1950s through the 1980s, people living or working at the U.S. Marine Corps Base Camp Lejeune, North Carolina, were potentially exposed to drinking water contaminated with industrial solvents, benzene, and other chemicals.

Health benefits

Veterans and family members who served on active duty or resided at Camp Lejeune for 30 days or more between Jan. 1, 1957 and Dec. 31, 1987 may be eligible for medical care for 15 health conditions:

Esophageal cancer

Breast cancer

Kidney cancer

Multiple myeloma

Renal toxicity

Female infertility

Scleroderma

Non-Hodgkin’s lymphoma

Lung cancer

Bladder cancer

Leukemia

Myelodysplastic syndromes

Hepatic steatosis

Miscarriage

Neurobehavioral effects

Veteran health care

If you’re already enrolled in VA health care, contact your local VA health care facility to receive care.

Not yet enrolled? Apply online or call 1-877-222-8387 for help.

Family member health care reimbursement

VA will be able to reimburse you for eligible out-of-pocket expenses for the 15 covered conditions after we publish regulations. We can only pay for claims after you have received payment from all your other health plans.

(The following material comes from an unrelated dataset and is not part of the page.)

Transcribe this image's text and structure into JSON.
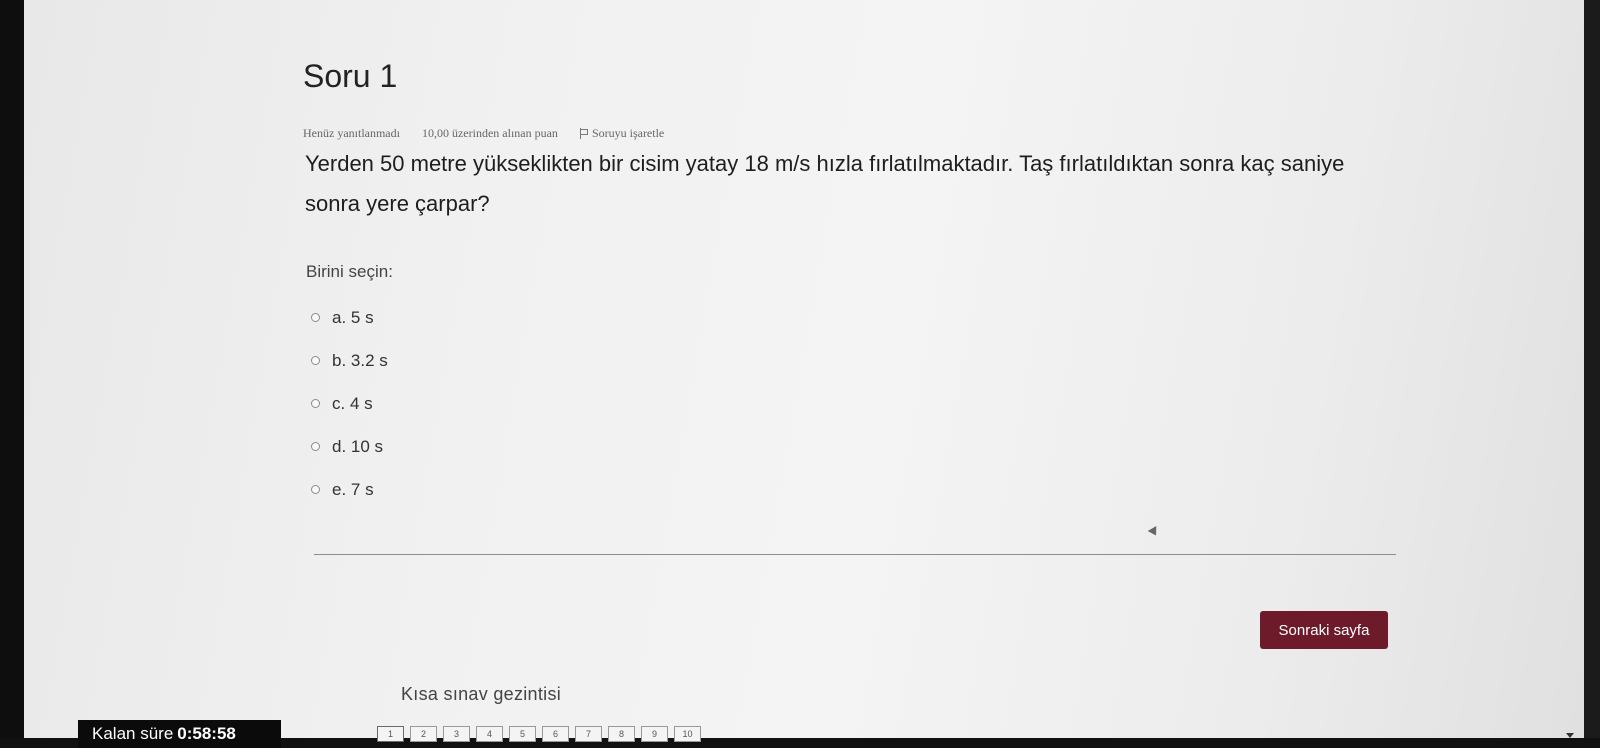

You will be able to continue to receive health care from your providers. VA won’t be providing you direct health care.

What you can do now if you have one of the covered conditions:

Call 1–877–222–8387 and ask to be added to VA’s Camp Lejeune database. We will contact you when regulations are published.

Gather documents showing:

Your relationship to a Veteran who served at Camp Lejeune, such as marriage license or birth certificate

You lived on the base for 30 days or more between Jan. 1, 1957 and Dec. 31, 1987, such as copies of orders or base housing records

Keep receipts for health care expenses you paid for a covered condition on or after March 26, 2013. This is the date when Congress began to fund this program.

Hold on to your documents and receipts. We’ll let you know when to submit these after regulations are published.

Don’t cancel your health insurance. This program only covers the 15 health conditions listed above. It doesn’t meet the minimum standard for health coverage under the Affordable Care Act.

Compensation benefits

The Aug. 6, 2012 law applies to health care, not disability compensation. At this time, there is insufficient scientific and clinical evidence to establish a presumptive association between service at Camp Lejeune during the period of water contamination and the development of certain diseases.

VA is closely monitoring new research. VA representatives regularly attend the quarterly Community Action Panel meetings hosted by The Agency for Toxic Substances and Disease Registry (ATSDR).

Veterans may file a claim for disability compensation for health problems they believe are related to exposure to contaminated water at Camp Lejeune. VA decides these claims on a case-by-case basis. File a claim online.